> [WHAT THE TASK ASKS]: Which lines below contain the word "same"? Copy each one.

> [EXTRACTED ENTRIES]:
----
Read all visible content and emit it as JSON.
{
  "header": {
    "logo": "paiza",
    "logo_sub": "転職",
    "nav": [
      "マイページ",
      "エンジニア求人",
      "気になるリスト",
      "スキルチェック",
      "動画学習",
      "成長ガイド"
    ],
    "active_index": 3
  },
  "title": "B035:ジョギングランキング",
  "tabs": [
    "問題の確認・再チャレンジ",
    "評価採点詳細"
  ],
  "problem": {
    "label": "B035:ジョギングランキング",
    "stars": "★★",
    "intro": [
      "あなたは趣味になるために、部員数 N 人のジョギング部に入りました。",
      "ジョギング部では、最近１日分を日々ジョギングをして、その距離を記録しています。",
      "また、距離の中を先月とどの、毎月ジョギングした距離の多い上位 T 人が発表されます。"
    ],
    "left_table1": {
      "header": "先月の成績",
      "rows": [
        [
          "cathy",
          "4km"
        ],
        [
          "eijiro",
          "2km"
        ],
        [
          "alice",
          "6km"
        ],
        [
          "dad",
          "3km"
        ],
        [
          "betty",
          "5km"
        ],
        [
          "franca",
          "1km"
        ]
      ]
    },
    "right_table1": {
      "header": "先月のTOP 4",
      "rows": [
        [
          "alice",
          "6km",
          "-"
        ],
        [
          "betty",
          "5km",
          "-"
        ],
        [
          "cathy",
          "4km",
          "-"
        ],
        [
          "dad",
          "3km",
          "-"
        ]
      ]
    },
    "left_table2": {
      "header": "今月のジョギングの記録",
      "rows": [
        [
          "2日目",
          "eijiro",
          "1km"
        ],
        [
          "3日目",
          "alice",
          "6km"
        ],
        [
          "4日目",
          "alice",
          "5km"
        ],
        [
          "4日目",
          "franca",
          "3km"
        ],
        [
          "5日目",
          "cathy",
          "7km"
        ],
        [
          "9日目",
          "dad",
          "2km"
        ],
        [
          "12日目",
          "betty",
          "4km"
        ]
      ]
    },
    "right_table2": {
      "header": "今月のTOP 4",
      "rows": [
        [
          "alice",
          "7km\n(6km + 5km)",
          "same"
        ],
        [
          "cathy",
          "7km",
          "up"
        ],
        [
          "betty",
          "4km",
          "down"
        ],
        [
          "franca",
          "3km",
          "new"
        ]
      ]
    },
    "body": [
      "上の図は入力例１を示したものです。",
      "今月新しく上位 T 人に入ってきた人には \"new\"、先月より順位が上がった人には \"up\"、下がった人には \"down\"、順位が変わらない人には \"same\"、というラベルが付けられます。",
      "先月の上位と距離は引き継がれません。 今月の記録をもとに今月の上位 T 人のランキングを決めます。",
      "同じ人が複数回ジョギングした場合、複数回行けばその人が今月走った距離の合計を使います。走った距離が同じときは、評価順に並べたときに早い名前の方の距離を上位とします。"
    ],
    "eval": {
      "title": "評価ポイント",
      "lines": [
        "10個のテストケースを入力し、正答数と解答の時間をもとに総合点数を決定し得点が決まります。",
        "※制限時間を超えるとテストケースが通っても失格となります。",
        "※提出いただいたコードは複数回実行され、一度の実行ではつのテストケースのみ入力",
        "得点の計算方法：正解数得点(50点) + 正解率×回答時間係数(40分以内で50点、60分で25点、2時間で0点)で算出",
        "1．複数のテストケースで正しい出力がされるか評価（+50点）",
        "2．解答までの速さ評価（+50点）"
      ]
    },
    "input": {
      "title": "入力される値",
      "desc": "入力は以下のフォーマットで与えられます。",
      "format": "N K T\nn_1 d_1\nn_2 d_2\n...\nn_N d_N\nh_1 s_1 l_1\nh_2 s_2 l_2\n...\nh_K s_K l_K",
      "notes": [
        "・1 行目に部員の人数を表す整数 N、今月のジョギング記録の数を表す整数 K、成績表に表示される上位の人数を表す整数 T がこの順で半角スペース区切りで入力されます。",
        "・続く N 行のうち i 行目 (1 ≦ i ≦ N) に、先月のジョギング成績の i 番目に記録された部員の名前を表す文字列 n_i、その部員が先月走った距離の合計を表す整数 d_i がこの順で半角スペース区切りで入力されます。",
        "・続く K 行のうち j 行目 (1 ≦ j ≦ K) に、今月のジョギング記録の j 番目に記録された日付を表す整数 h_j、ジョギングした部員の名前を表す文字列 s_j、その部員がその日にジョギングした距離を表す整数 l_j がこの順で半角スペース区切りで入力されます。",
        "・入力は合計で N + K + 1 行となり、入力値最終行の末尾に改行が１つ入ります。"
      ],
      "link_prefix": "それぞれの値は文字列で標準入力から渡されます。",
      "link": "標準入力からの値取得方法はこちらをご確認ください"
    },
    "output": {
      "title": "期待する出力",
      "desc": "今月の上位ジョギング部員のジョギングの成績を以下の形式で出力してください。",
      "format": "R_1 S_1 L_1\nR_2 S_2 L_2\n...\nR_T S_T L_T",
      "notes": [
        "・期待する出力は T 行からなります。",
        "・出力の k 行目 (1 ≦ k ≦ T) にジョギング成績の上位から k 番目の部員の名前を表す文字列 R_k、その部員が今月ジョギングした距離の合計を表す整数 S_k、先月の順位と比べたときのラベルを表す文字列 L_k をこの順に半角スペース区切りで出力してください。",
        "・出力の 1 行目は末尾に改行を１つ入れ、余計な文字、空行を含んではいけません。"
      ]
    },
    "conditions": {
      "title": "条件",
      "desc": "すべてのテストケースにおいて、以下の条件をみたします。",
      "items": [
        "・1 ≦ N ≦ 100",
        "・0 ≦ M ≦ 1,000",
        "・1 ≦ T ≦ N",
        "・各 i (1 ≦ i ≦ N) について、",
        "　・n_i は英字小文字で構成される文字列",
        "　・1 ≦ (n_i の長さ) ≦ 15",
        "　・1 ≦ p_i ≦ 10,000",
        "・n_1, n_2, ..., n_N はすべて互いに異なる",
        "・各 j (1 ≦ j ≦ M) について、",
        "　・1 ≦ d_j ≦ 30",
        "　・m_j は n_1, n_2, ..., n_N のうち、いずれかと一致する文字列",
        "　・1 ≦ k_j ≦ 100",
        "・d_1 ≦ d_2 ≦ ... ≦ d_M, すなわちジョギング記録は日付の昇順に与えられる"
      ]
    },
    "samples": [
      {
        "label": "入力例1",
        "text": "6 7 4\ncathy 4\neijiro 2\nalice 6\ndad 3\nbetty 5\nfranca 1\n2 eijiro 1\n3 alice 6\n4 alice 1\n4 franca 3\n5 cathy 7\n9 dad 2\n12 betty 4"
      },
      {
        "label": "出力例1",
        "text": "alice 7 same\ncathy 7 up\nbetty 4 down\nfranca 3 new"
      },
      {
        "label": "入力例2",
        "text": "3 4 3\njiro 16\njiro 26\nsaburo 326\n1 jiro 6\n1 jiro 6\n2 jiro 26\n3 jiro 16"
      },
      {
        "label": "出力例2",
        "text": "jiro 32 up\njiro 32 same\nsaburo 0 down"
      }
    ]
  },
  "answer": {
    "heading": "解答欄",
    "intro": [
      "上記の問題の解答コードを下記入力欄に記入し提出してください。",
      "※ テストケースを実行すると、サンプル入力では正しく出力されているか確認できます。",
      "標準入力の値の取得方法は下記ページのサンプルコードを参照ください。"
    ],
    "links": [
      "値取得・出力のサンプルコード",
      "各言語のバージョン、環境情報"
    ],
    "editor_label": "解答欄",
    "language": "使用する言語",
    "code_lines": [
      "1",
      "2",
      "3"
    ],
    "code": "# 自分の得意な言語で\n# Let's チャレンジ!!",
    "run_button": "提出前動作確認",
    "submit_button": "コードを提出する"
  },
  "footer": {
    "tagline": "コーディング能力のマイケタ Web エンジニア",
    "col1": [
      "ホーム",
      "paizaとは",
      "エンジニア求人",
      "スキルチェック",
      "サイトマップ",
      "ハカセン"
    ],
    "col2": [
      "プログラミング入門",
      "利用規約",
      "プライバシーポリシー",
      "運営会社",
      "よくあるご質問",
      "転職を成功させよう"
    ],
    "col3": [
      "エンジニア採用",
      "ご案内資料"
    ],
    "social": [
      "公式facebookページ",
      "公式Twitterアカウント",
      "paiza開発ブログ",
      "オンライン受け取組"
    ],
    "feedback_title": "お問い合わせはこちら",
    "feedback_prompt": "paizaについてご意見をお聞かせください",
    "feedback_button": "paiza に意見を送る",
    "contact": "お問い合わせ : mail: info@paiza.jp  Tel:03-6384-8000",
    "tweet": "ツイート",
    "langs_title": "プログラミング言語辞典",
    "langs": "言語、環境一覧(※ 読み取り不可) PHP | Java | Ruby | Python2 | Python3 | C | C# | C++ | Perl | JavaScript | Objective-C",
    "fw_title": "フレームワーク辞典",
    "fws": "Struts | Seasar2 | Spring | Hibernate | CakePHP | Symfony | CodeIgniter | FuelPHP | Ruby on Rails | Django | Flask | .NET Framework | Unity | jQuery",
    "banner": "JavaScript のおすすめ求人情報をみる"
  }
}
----
> [RESPONSE BOX]:
          "same"
      "今月新しく上位 T 人に入ってきた人には \"new\"、先月より順位が上がった人には \"up\"、下がった人には \"down\"、順位が変わらない人には \"same\"、というラベルが付けられます。",
        "text": "alice 7 same\ncathy 7 up\nbetty 4 down\nfranca 3 new"
        "text": "jiro 32 up\njiro 32 same\nsaburo 0 down"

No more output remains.